Basically, the small gap makes a plug last longer, yes. The larger the gap, the more voltage that is required to spark across it. Higher voltage means faster plug wear. 0.040 is a good comprimise between "runs good" and "last long" As far as your 85 Ford is concerned, it's like comparing apples to oranges. The Subaru ignition system is not all that much better, but the overall efficiency of the engine is. A really efficient combustion chamber design with good fuel management really negates the need for a super hot spark or multiple spark ignition systems. Also keep in mind that as a coil ages, it weakens, especially the older oil-filled coil like on your Ford. How old was the old coil? It's quite possible that you would have noticed similar gains from a new stock coil.

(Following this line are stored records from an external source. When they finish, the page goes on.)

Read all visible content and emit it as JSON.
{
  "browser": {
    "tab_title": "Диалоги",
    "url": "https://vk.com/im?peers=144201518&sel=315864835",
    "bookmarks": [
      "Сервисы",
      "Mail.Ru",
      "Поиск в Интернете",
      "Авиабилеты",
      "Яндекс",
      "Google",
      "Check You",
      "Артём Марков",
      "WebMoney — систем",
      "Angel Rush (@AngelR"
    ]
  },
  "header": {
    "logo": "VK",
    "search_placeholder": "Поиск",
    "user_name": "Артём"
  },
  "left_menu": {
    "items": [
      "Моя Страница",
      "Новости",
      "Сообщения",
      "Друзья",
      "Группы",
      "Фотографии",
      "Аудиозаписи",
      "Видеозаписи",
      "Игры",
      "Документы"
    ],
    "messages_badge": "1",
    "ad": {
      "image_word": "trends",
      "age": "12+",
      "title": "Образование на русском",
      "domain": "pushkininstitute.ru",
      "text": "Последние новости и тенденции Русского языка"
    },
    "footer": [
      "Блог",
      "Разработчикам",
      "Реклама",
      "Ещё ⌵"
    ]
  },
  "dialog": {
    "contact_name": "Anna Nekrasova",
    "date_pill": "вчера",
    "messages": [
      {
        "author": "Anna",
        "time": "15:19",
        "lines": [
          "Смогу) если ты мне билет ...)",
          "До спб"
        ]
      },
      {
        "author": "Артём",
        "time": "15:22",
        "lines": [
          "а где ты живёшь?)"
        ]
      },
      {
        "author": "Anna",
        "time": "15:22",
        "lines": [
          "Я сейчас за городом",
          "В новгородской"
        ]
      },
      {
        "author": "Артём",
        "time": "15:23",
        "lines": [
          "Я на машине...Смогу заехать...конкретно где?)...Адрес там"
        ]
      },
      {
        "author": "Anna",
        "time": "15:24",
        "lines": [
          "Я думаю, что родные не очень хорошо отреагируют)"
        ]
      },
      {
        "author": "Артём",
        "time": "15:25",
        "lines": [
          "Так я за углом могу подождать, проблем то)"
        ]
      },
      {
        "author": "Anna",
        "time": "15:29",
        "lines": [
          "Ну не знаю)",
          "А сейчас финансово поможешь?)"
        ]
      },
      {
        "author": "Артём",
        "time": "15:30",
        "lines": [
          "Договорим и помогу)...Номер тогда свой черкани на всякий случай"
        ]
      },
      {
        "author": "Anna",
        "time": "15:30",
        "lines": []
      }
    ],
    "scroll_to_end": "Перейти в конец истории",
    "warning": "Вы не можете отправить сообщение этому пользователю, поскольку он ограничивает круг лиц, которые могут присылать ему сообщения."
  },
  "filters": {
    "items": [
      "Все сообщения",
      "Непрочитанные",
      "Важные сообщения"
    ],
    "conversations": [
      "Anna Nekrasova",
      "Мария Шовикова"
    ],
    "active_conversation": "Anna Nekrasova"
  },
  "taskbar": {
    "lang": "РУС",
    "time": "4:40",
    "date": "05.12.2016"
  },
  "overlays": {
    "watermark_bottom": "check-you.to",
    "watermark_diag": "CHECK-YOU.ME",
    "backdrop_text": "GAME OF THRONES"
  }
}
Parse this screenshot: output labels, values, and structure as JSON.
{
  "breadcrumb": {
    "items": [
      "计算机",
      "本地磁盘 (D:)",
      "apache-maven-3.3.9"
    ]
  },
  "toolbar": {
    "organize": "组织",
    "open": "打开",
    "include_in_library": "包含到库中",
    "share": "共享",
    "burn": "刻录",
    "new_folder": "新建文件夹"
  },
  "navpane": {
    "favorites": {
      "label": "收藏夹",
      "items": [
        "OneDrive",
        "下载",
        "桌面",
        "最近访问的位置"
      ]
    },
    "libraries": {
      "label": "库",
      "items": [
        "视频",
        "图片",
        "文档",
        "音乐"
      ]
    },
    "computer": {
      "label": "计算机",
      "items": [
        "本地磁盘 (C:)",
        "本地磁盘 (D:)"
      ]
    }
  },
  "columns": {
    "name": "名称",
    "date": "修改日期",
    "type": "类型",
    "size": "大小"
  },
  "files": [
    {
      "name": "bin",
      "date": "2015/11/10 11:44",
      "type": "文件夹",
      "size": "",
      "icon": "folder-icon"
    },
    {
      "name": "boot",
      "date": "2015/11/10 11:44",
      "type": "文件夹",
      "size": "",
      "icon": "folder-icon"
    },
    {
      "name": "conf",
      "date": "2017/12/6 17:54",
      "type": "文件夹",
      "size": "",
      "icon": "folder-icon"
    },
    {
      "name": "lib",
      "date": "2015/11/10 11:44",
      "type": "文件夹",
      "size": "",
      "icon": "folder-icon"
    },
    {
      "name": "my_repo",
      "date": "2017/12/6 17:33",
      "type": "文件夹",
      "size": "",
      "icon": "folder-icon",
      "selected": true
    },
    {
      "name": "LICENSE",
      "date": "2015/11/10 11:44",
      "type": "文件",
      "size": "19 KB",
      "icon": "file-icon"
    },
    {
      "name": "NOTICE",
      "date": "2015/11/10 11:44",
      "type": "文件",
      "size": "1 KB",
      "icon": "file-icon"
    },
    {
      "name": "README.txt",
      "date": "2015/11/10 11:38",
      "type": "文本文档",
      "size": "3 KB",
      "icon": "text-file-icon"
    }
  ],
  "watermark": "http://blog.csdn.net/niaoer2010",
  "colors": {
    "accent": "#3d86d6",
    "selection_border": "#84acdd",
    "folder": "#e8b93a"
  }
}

Keep in mind that no matter how much voltage a coil is advertised to produce (some MSD coils claim to be 150,000 volts) the actual firing voltage is only the amount required to make a spark. In other words, if the spark plug only requires 15,000 volts to spark, that's all the coil will produce, regardless of what it is capable of. The spark voltage that is required varies widely during normal driving, anywhere from 7k to 25k volts.